Dorian Wright: There’s one thing here that I do like. A moon lander is actually a pretty good setting for a nicely claustrophobic horror film. It doesn’t look like we’re getting a good horror film, just another blurry, something jumps at you film, but I guess we can’t have everything we want.
The big problem for me is the way the film is being presented. I’ve said it before, but I’m really not fond at all of the “found footage” or “mockumentary” movies, especially in the horror genre. That trick really only ever worked once, in The Blair Witch Project, and not even terribly well then. I suppose the cost to profit ratio is just too strong to expect the genre to ever really go away.
The other thing that annoys me, and this is especially true of this film, is that the insistence that “no, really, this is all true, honest” does something of a disservice to the people who actually, you know, wrote, directed and acted in this. I always wonder how those folks react to being told that, nope, sorry, we’re not sending you out to do any press, it would hurt our marketing efforts if people found out you’re real.
Dorian Wright: I’ve never actually seen any of the films in this series. I saw Torque, the motorcycle themed knock-off, and about fifteen minutes of a Christian themed knock-off, but my knowledge of the franchise itself doesn’t extend past knowing of its existence and hearing people talk about the apparently hilarious unintentional homoeroticism.
This looks like a movie about men in tight shirts driving cars, explosions, and really awful dialogue.
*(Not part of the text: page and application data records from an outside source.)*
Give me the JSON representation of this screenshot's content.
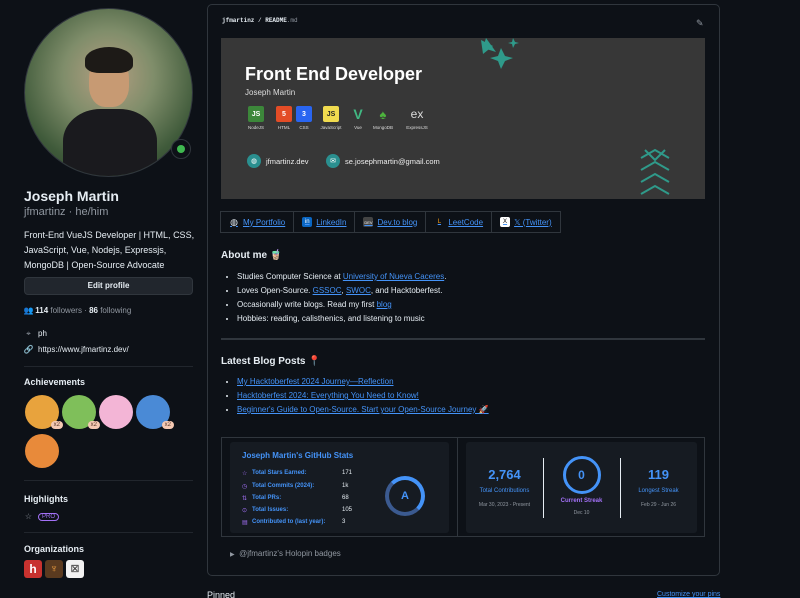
{
  "profile": {
    "name": "Joseph Martin",
    "login": "jfmartinz · he/him",
    "bio": "Front-End VueJS Developer | HTML, CSS, JavaScript, Vue, Nodejs, Expressjs, MongoDB | Open-Source Advocate",
    "edit_label": "Edit profile",
    "followers_count": "114",
    "followers_label": "followers ·",
    "following_count": "86",
    "following_label": "following",
    "location": "ph",
    "website": "https://www.jfmartinz.dev/"
  },
  "sidebar": {
    "achievements_title": "Achievements",
    "badges": [
      {
        "count": "x2",
        "color": "#e8a33d"
      },
      {
        "count": "x2",
        "color": "#7fbf5a"
      },
      {
        "count": "",
        "color": "#f3b5d6"
      },
      {
        "count": "x2",
        "color": "#4a8ad6"
      },
      {
        "count": "",
        "color": "#e88a3a"
      }
    ],
    "highlights_title": "Highlights",
    "pro_label": "PRO",
    "organizations_title": "Organizations"
  },
  "readme": {
    "path_user": "jfmartinz",
    "path_sep": " / ",
    "path_file": "README",
    "path_ext": ".md"
  },
  "banner": {
    "title": "Front End Developer",
    "subtitle": "Joseph Martin",
    "tech": [
      {
        "label": "NodeJS",
        "glyph": "JS",
        "color": "#3c873a"
      },
      {
        "label": "HTML",
        "glyph": "5",
        "color": "#e34c26"
      },
      {
        "label": "CSS",
        "glyph": "3",
        "color": "#2965f1"
      },
      {
        "label": "JavaScript",
        "glyph": "JS",
        "color": "#f0db4f"
      },
      {
        "label": "Vue",
        "glyph": "V",
        "color": "#41b883"
      },
      {
        "label": "MongoDB",
        "glyph": "♠",
        "color": "#4db33d"
      },
      {
        "label": "ExpressJS",
        "glyph": "ex",
        "color": "#555555"
      }
    ],
    "site": "jfmartinz.dev",
    "email": "se.josephmartin@gmail.com"
  },
  "links": [
    {
      "label": "My Portfolio",
      "icon": "globe-icon",
      "glyph": "◍"
    },
    {
      "label": "LinkedIn",
      "icon": "linkedin-icon",
      "glyph": "in"
    },
    {
      "label": "Dev.to blog",
      "icon": "devto-icon",
      "glyph": "DEV"
    },
    {
      "label": "LeetCode",
      "icon": "leetcode-icon",
      "glyph": "L"
    },
    {
      "label": "𝕏 (Twitter)",
      "icon": "x-icon",
      "glyph": "X"
    }
  ],
  "about": {
    "title": "About me 🧋",
    "line1_pre": "Studies Computer Science at ",
    "line1_link": "University of Nueva Caceres",
    "line1_post": ".",
    "line2_pre": "Loves Open-Source. ",
    "line2_link1": "GSSOC",
    "line2_mid1": ", ",
    "line2_link2": "SWOC",
    "line2_post": ", and Hacktoberfest.",
    "line3_pre": "Occasionally write blogs. Read my first ",
    "line3_link": "blog",
    "line4": "Hobbies: reading, calisthenics, and listening to music"
  },
  "blog": {
    "title": "Latest Blog Posts 📍",
    "posts": [
      "My Hacktoberfest 2024 Journey—Reflection",
      "Hacktoberfest 2024: Everything You Need to Know!",
      "Beginner's Guide to Open-Source. Start your Open-Source Journey 🚀"
    ]
  },
  "stats": {
    "title": "Joseph Martin's GitHub Stats",
    "rows": [
      {
        "label": "Total Stars Earned:",
        "value": "171"
      },
      {
        "label": "Total Commits (2024):",
        "value": "1k"
      },
      {
        "label": "Total PRs:",
        "value": "68"
      },
      {
        "label": "Total Issues:",
        "value": "105"
      },
      {
        "label": "Contributed to (last year):",
        "value": "3"
      }
    ],
    "grade": "A",
    "total_contrib": "2,764",
    "total_contrib_label": "Total Contributions",
    "total_contrib_date": "Mar 30, 2023 - Present",
    "current_streak": "0",
    "current_streak_label": "Current Streak",
    "current_streak_date": "Dec 10",
    "longest_streak": "119",
    "longest_streak_label": "Longest Streak",
    "longest_streak_date": "Feb 29 - Jun 26"
  },
  "holopin": "@jfmartinz's Holopin badges",
  "footer": {
    "pinned": "Pinned",
    "customize": "Customize your pins"
  }
}
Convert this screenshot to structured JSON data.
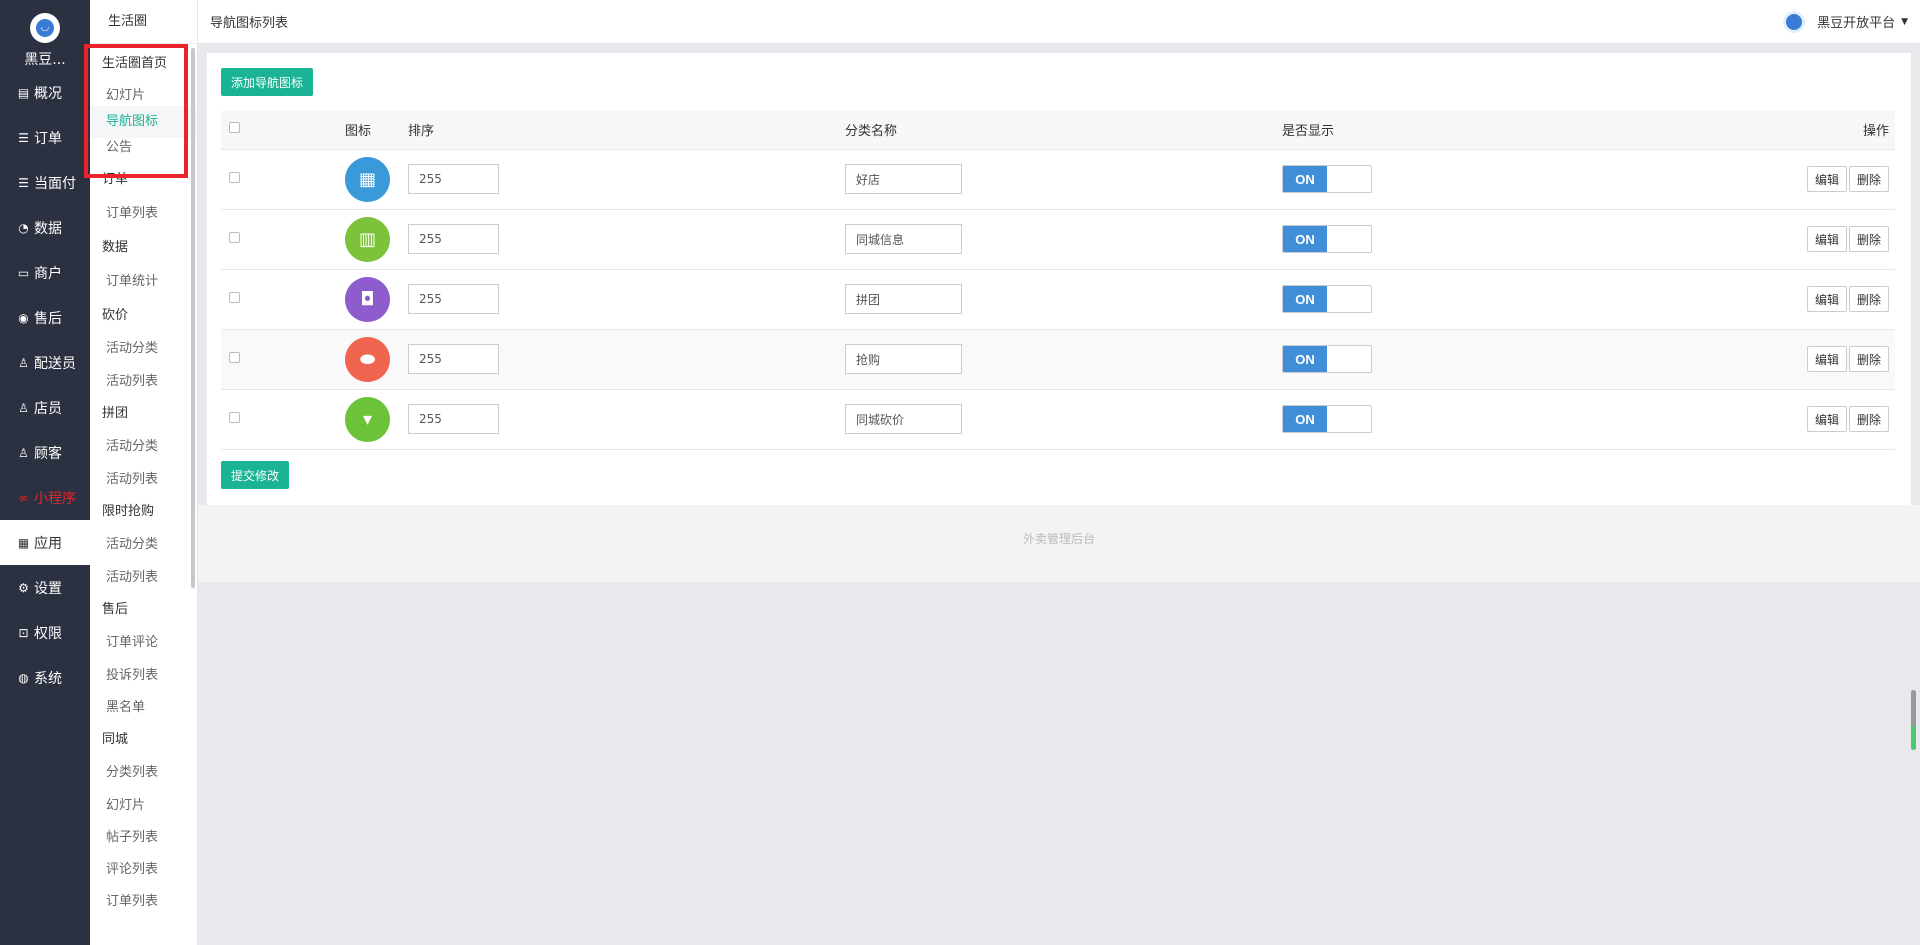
{
  "nav": {
    "brand_name": "黑豆...",
    "items": [
      {
        "icon": "layout-icon",
        "glyph": "▤",
        "label": "概况"
      },
      {
        "icon": "list-icon",
        "glyph": "☰",
        "label": "订单"
      },
      {
        "icon": "list-icon",
        "glyph": "☰",
        "label": "当面付"
      },
      {
        "icon": "chart-icon",
        "glyph": "◔",
        "label": "数据"
      },
      {
        "icon": "store-icon",
        "glyph": "▭",
        "label": "商户"
      },
      {
        "icon": "aftersale-icon",
        "glyph": "◉",
        "label": "售后"
      },
      {
        "icon": "user-icon",
        "glyph": "♙",
        "label": "配送员"
      },
      {
        "icon": "user-icon",
        "glyph": "♙",
        "label": "店员"
      },
      {
        "icon": "customer-icon",
        "glyph": "♙",
        "label": "顾客"
      },
      {
        "icon": "miniprogram-icon",
        "glyph": "∞",
        "label": "小程序"
      },
      {
        "icon": "apps-icon",
        "glyph": "▦",
        "label": "应用"
      },
      {
        "icon": "gear-icon",
        "glyph": "⚙",
        "label": "设置"
      },
      {
        "icon": "lock-icon",
        "glyph": "⊡",
        "label": "权限"
      },
      {
        "icon": "system-icon",
        "glyph": "◍",
        "label": "系统"
      }
    ]
  },
  "sub": {
    "title": "生活圈",
    "g0": "生活圈首页",
    "g0_l0": "幻灯片",
    "g0_l1": "导航图标",
    "g0_l2": "公告",
    "g1": "订单",
    "g1_l0": "订单列表",
    "g2": "数据",
    "g2_l0": "订单统计",
    "g3": "砍价",
    "g3_l0": "活动分类",
    "g3_l1": "活动列表",
    "g4": "拼团",
    "g4_l0": "活动分类",
    "g4_l1": "活动列表",
    "g5": "限时抢购",
    "g5_l0": "活动分类",
    "g5_l1": "活动列表",
    "g6": "售后",
    "g6_l0": "订单评论",
    "g6_l1": "投诉列表",
    "g6_l2": "黑名单",
    "g7": "同城",
    "g7_l0": "分类列表",
    "g7_l1": "幻灯片",
    "g7_l2": "帖子列表",
    "g7_l3": "评论列表",
    "g7_l4": "订单列表"
  },
  "header": {
    "title": "导航图标列表",
    "account": "黑豆开放平台"
  },
  "panel": {
    "add_label": "添加导航图标",
    "submit_label": "提交修改",
    "columns": {
      "icon": "图标",
      "sort": "排序",
      "name": "分类名称",
      "show": "是否显示",
      "ops": "操作"
    },
    "toggle_on": "ON",
    "edit_label": "编辑",
    "delete_label": "删除",
    "rows": [
      {
        "sort": "255",
        "name": "好店",
        "color": "#3a9ad9",
        "icon": "building-icon",
        "glyph": "▦",
        "shown": true
      },
      {
        "sort": "255",
        "name": "同城信息",
        "color": "#7cc23a",
        "icon": "book-icon",
        "glyph": "▥",
        "shown": true
      },
      {
        "sort": "255",
        "name": "拼团",
        "color": "#8e5ccd",
        "icon": "bag-icon",
        "glyph": "◘",
        "shown": true
      },
      {
        "sort": "255",
        "name": "抢购",
        "color": "#f06550",
        "icon": "ticket-icon",
        "glyph": "⬬",
        "shown": true
      },
      {
        "sort": "255",
        "name": "同城砍价",
        "color": "#6cc33a",
        "icon": "paint-roller-icon",
        "glyph": "▾",
        "shown": true
      }
    ]
  },
  "footer": "外卖管理后台"
}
I’m going to toss out the phrase “not for me” and leave it at that.
Anna Neatrour: This is exactly what I’d expect from a Fast and the Furious trailer – people shoot guns, jump off roofs, drive cars, and there are lots of jiggling girls gyrating around sports cars.
I have a high tolerance for dumb summer action movies, and Fast Five looks like it will deliver plenty of stupidity and explosions. I had to laugh when I caught a glimpse of The Rock’s weedy beard as he intoned “Don’t let them get into cars.” I will be disappointed if the cars towing safes scene is the major demonstration of action movie physics in the movie, because I do occasionally like to be surprised when I go to the movies, and I’m always disappointed when the trailers essentially show all of the movie in two minutes. I suspect that my major complaint about the movie will be the same thing that bugged me about the trailer: not enough Sung Kang.